As public school students diversify, qualities such as empathy, self-awareness, open-mindedness, and understanding are more important than ever in our teachers—just as they will be for all of us in an increasingly diverse society. Teachers will need to have the capacity to serve not just as instructors but also as cultural brokers and social leaders, aware of their own biases, empathetic when confronting difference, comfortable with change.
Why do we continue to throw away taxpayers’ money on charter schools which can leave whenever they decide it’s no longer profitable? It’s time to invest in real public schools. Fix the schools we have, don’t throw them away!
…charter schools DO increase segregation. They DO suspend children of color at higher rates than traditional public schools. And they DO achieve academic outcomes for their students that are generally either comparable to traditional public schools or – in many cases – much worse.
According to the Civil Rights Project’s researchers, the most racially segregated states today are New York, California, Illinois, Maryland, Texas, and New Jersey. They add: “The relative decline in the ranking of Michigan, which was often up with Illinois and New York as most segregated, probably relates to the drastic shrinkage of the Detroit Public Schools and suburbanization of black families in that metropolitan area.”

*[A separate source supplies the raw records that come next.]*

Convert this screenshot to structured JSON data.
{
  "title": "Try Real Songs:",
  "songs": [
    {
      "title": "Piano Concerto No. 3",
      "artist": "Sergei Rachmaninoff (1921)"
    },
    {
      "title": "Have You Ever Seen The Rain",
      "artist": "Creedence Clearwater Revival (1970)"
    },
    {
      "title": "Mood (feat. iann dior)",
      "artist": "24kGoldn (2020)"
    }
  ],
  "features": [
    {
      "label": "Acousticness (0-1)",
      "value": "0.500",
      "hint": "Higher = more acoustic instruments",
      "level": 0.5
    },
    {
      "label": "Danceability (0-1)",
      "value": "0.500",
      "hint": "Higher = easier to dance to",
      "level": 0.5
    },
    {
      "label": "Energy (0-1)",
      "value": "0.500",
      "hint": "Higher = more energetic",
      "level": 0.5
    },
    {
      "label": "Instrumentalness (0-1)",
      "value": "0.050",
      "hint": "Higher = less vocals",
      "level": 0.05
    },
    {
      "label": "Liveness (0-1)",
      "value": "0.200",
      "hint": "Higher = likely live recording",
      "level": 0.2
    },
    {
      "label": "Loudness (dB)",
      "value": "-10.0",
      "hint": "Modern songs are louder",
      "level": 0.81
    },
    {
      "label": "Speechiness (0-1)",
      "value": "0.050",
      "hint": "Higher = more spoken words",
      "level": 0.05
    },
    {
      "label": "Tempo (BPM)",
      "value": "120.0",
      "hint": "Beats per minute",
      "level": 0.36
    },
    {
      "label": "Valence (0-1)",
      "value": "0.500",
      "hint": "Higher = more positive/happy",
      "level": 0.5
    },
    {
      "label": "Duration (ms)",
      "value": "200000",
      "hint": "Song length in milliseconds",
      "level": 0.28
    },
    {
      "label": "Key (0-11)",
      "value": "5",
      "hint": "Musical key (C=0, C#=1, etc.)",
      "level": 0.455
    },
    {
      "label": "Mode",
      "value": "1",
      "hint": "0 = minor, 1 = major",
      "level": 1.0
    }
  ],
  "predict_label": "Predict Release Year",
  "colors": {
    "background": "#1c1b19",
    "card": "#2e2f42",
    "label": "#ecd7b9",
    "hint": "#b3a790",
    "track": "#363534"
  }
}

Today, the nation’s most populous and urban northern states post the highest rates of black-white school segregation, while the Brown decision was quite successful in integrating the schools across the South. Why is that? “Because of the dramatic changes in southern segregation produced by the enforcement of the 1964 Civil Rights Act, none of the 17 states that completely segregated schools by law (e.g., the type of mandatory segregation that was the focus of the Brown decision) have headed this list since 1970…. The ironic historic reality is that the decisions of the U.S. Supreme Court supported very demanding desegregation standards for the South while the interpretation of Supreme Court decisions and federal legislation limited the impact of Brown in the North and West. This was a massive oversight since segregation in those regions resulted from residential segregation, itself a result of a myriad of governmental policies and private decisions like segregative school and teacher assignments by school boards, discriminatory housing policies and other local and state policies.”